Data provided START

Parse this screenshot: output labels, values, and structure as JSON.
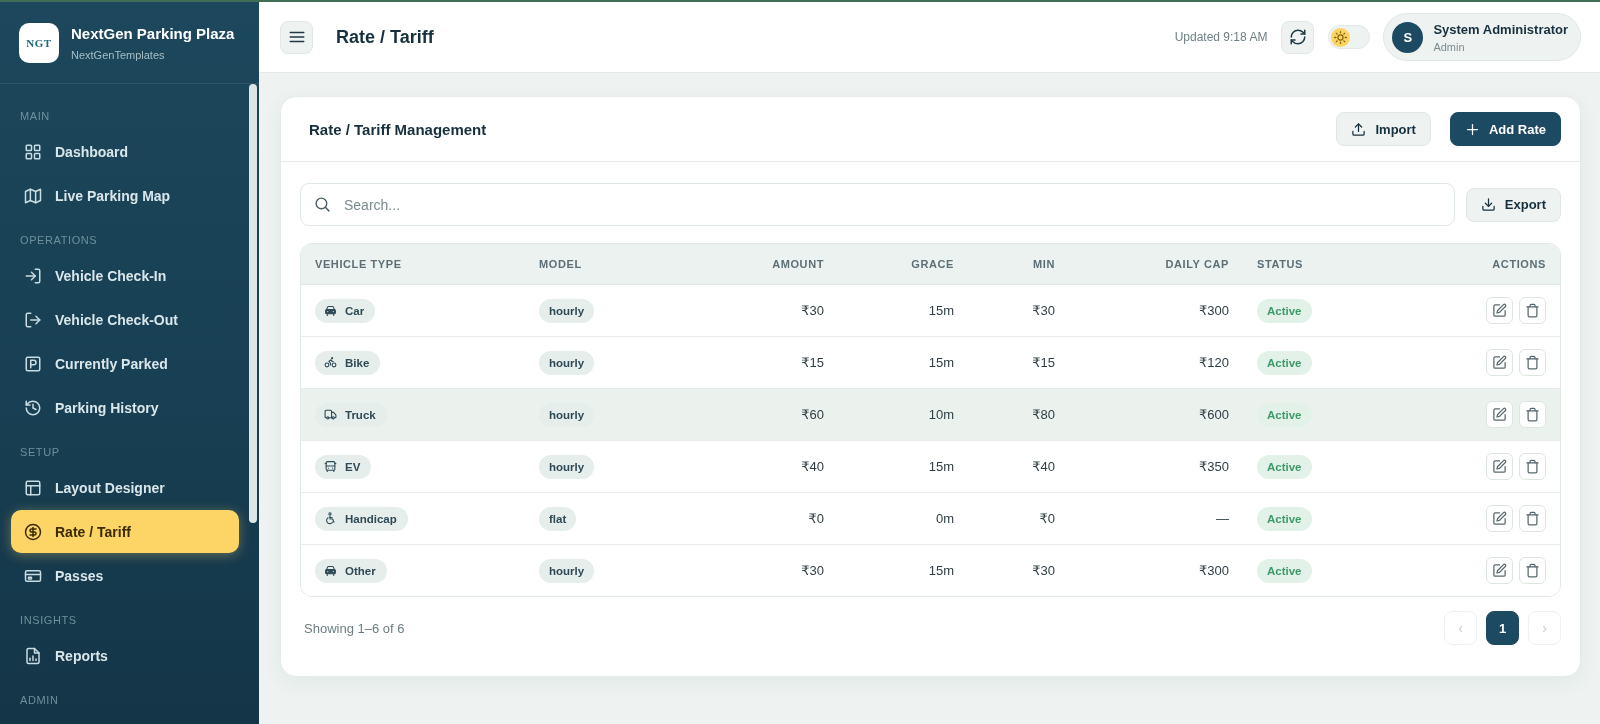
{
  "sidebar": {
    "brand": {
      "logo_text": "NGT",
      "title": "NextGen Parking Plaza",
      "subtitle": "NextGenTemplates"
    },
    "sections": [
      {
        "label": "MAIN",
        "items": [
          {
            "label": "Dashboard",
            "kind": "grid",
            "selected": false
          },
          {
            "label": "Live Parking Map",
            "kind": "map",
            "selected": false
          }
        ]
      },
      {
        "label": "OPERATIONS",
        "items": [
          {
            "label": "Vehicle Check-In",
            "kind": "login",
            "selected": false
          },
          {
            "label": "Vehicle Check-Out",
            "kind": "logout",
            "selected": false
          },
          {
            "label": "Currently Parked",
            "kind": "parking",
            "selected": false
          },
          {
            "label": "Parking History",
            "kind": "history",
            "selected": false
          }
        ]
      },
      {
        "label": "SETUP",
        "items": [
          {
            "label": "Layout Designer",
            "kind": "layout",
            "selected": false
          },
          {
            "label": "Rate / Tariff",
            "kind": "dollar",
            "selected": true
          },
          {
            "label": "Passes",
            "kind": "card",
            "selected": false
          }
        ]
      },
      {
        "label": "INSIGHTS",
        "items": [
          {
            "label": "Reports",
            "kind": "report",
            "selected": false
          }
        ]
      },
      {
        "label": "ADMIN"
      }
    ]
  },
  "header": {
    "title": "Rate / Tariff",
    "updated": "Updated 9:18 AM",
    "theme_toggle": {
      "on": false
    },
    "user": {
      "initial": "S",
      "name": "System Administrator",
      "role": "Admin"
    }
  },
  "card": {
    "title": "Rate / Tariff Management",
    "actions": [
      {
        "label": "Import",
        "kind": "upload"
      },
      {
        "label": "Add Rate",
        "kind": "add"
      }
    ],
    "search": {
      "placeholder": "Search..."
    },
    "export_button": {
      "label": "Export"
    }
  },
  "table": {
    "columns": [
      "VEHICLE TYPE",
      "MODEL",
      "AMOUNT",
      "GRACE",
      "MIN",
      "DAILY CAP",
      "STATUS",
      "ACTIONS"
    ],
    "rows": [
      {
        "vehicle": {
          "label": "Car",
          "kind": "car"
        },
        "model": "hourly",
        "amount": "₹30",
        "grace": "15m",
        "min": "₹30",
        "daily_cap": "₹300",
        "status": "Active",
        "hovered": false
      },
      {
        "vehicle": {
          "label": "Bike",
          "kind": "bike"
        },
        "model": "hourly",
        "amount": "₹15",
        "grace": "15m",
        "min": "₹15",
        "daily_cap": "₹120",
        "status": "Active",
        "hovered": false
      },
      {
        "vehicle": {
          "label": "Truck",
          "kind": "truck"
        },
        "model": "hourly",
        "amount": "₹60",
        "grace": "10m",
        "min": "₹80",
        "daily_cap": "₹600",
        "status": "Active",
        "hovered": true
      },
      {
        "vehicle": {
          "label": "EV",
          "kind": "bus"
        },
        "model": "hourly",
        "amount": "₹40",
        "grace": "15m",
        "min": "₹40",
        "daily_cap": "₹350",
        "status": "Active",
        "hovered": false
      },
      {
        "vehicle": {
          "label": "Handicap",
          "kind": "accessible"
        },
        "model": "flat",
        "amount": "₹0",
        "grace": "0m",
        "min": "₹0",
        "daily_cap": "—",
        "status": "Active",
        "hovered": false
      },
      {
        "vehicle": {
          "label": "Other",
          "kind": "car"
        },
        "model": "hourly",
        "amount": "₹30",
        "grace": "15m",
        "min": "₹30",
        "daily_cap": "₹300",
        "status": "Active",
        "hovered": false
      }
    ]
  },
  "footer": {
    "summary": "Showing 1–6 of 6",
    "pagination": {
      "prev": {
        "label": "‹",
        "disabled": true
      },
      "pages": [
        {
          "label": "1",
          "selected": true
        }
      ],
      "next": {
        "label": "›",
        "disabled": true
      }
    }
  }
}
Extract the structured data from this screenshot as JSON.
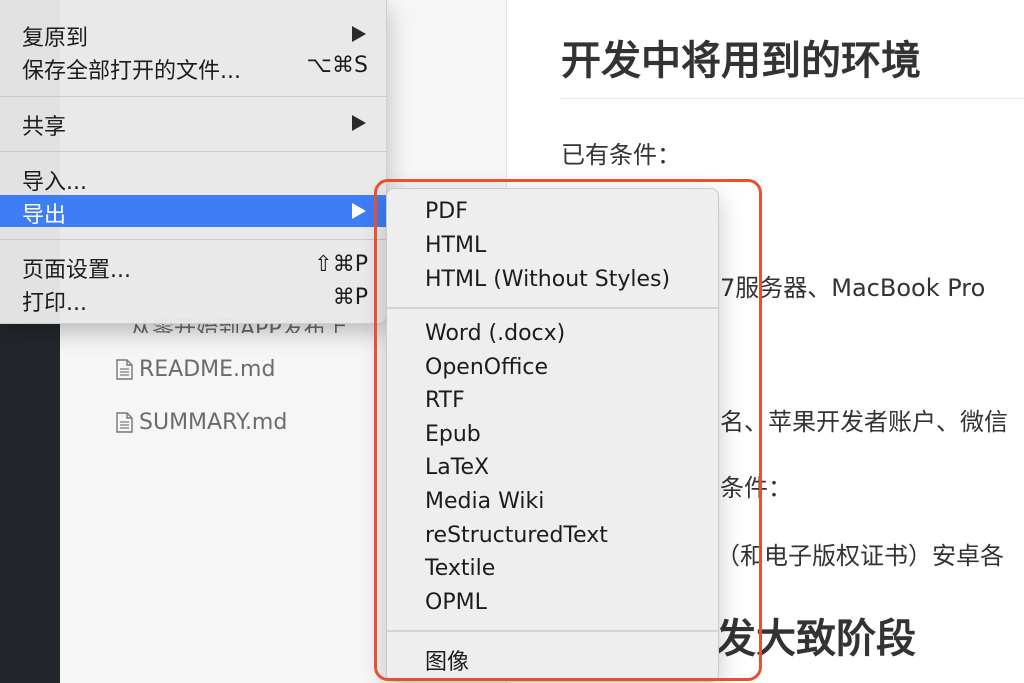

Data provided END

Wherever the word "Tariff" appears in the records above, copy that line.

• [Reply to the task]:
            "label": "Rate / Tariff",
    "title": "Rate / Tariff",
    "title": "Rate / Tariff Management",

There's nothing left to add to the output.